Items listed in a dataset:

★ ★ ★ ★ ★ ★ ★

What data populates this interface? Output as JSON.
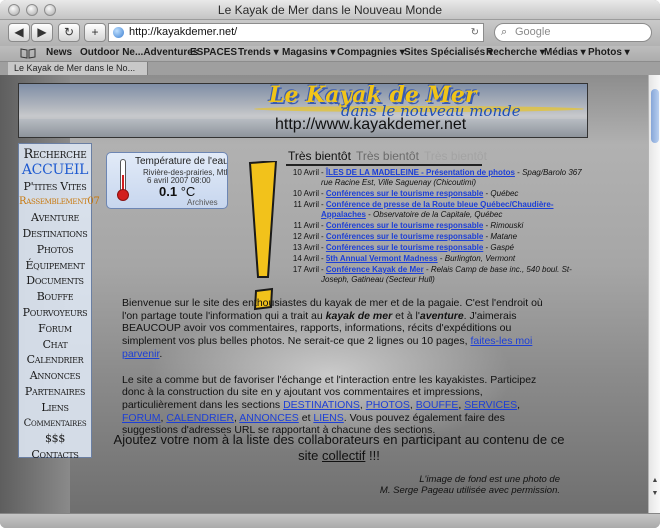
{
  "window": {
    "title": "Le Kayak de Mer dans le Nouveau Monde",
    "url": "http://kayakdemer.net/",
    "search_placeholder": "Google",
    "tab_label": "Le Kayak de Mer dans le No..."
  },
  "bookmarks": [
    "News",
    "Outdoor Ne...Adventures",
    "ESPACES",
    "Trends ▾",
    "Magasins ▾",
    "Compagnies ▾",
    "Sites Spécialisés ▾",
    "Recherche ▾",
    "Médias ▾",
    "Photos ▾"
  ],
  "banner": {
    "title": "Le Kayak de Mer",
    "subtitle": "dans le nouveau monde",
    "url": "http://www.kayakdemer.net"
  },
  "sidebar": {
    "items": [
      "Recherche",
      "ACCUEIL",
      "P'tites Vites",
      "Rassemblement07",
      "Aventure",
      "Destinations",
      "Photos",
      "Équipement",
      "Documents",
      "Bouffe",
      "Pourvoyeurs",
      "Forum",
      "Chat",
      "Calendrier",
      "Annonces",
      "Partenaires",
      "Liens",
      "Commentaires",
      "$$$",
      "Contacts"
    ]
  },
  "temperature": {
    "title": "Température de l'eau",
    "location": "Rivière-des-prairies, Mtl",
    "date": "6 avril 2007 08:00",
    "value": "0.1",
    "unit": "°C",
    "archives": "Archives"
  },
  "event_tabs": [
    "Très bientôt",
    "Très bientôt",
    "Très bientôt"
  ],
  "events": [
    {
      "date": "10 Avril",
      "sep": " - ",
      "link": "ÎLES DE LA MADELEINE - Présentation de photos",
      "after": " - ",
      "loc": "Spag/Barolo 367 rue Racine Est, Ville Saguenay (Chicoutimi)"
    },
    {
      "date": "10 Avril",
      "sep": " - ",
      "link": "Conférences sur le tourisme responsable",
      "after": " - ",
      "loc": "Québec"
    },
    {
      "date": "11 Avril",
      "sep": " - ",
      "link": "Conférence de presse de la Route bleue Québec/Chaudière-Appalaches",
      "after": " - ",
      "loc": "Observatoire de la Capitale, Québec"
    },
    {
      "date": "11 Avril",
      "sep": " - ",
      "link": "Conférences sur le tourisme responsable",
      "after": " - ",
      "loc": "Rimouski"
    },
    {
      "date": "12 Avril",
      "sep": " - ",
      "link": "Conférences sur le tourisme responsable",
      "after": " - ",
      "loc": "Matane"
    },
    {
      "date": "13 Avril",
      "sep": " - ",
      "link": "Conférences sur le tourisme responsable",
      "after": " - ",
      "loc": "Gaspé"
    },
    {
      "date": "14 Avril",
      "sep": " - ",
      "link": "5th Annual Vermont Madness",
      "after": " - ",
      "loc": "Burlington, Vermont"
    },
    {
      "date": "17 Avril",
      "sep": " - ",
      "link": "Conférence Kayak de Mer",
      "after": " - ",
      "loc": "Relais Camp de base inc., 540 boul. St-Joseph, Gatineau (Secteur Hull)"
    }
  ],
  "intro": {
    "p1_a": "Bienvenue sur le site des enthousiastes du kayak de mer et de la pagaie. C'est l'endroit où l'on partage toute l'information qui a trait au ",
    "p1_b1": "kayak de mer",
    "p1_c": " et à l'",
    "p1_b2": "aventure",
    "p1_d": ". J'aimerais BEAUCOUP avoir vos commentaires, rapports, informations, récits d'expéditions ou simplement vos plus belles photos. Ne serait-ce que 2 lignes ou 10 pages, ",
    "p1_link": "faites-les moi parvenir",
    "p1_e": ".",
    "p2_a": "Le site a comme but de favoriser l'échange et l'interaction entre les kayakistes. Participez donc à la construction du site en y ajoutant vos commentaires et impressions, particulièrement dans les sections ",
    "links": [
      "DESTINATIONS",
      "PHOTOS",
      "BOUFFE",
      "SERVICES",
      "FORUM",
      "CALENDRIER",
      "ANNONCES",
      "LIENS"
    ],
    "p2_b": ". Vous pouvez également faire des suggestions d'adresses URL se rapportant à chacune des sections."
  },
  "cta": {
    "a": "Ajoutez votre nom à la liste des collaborateurs en participant au contenu de ce site ",
    "u": "collectif",
    "b": " !!!"
  },
  "credit": {
    "line1": "L'image de fond est une photo de",
    "line2": "M. Serge Pageau utilisée avec permission."
  },
  "colors": {
    "link": "#1d3fd6",
    "accueil": "#1f5bd0",
    "rassemblement": "#c8780c",
    "exclamation": "#f2c21b"
  }
}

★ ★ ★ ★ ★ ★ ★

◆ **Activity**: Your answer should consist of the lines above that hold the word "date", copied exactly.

◆ **Exercise response**:
    "date": "6 avril 2007 08:00",
      "date": "10 Avril",
      "date": "10 Avril",
      "date": "11 Avril",
      "date": "11 Avril",
      "date": "12 Avril",
      "date": "13 Avril",
      "date": "14 Avril",
      "date": "17 Avril",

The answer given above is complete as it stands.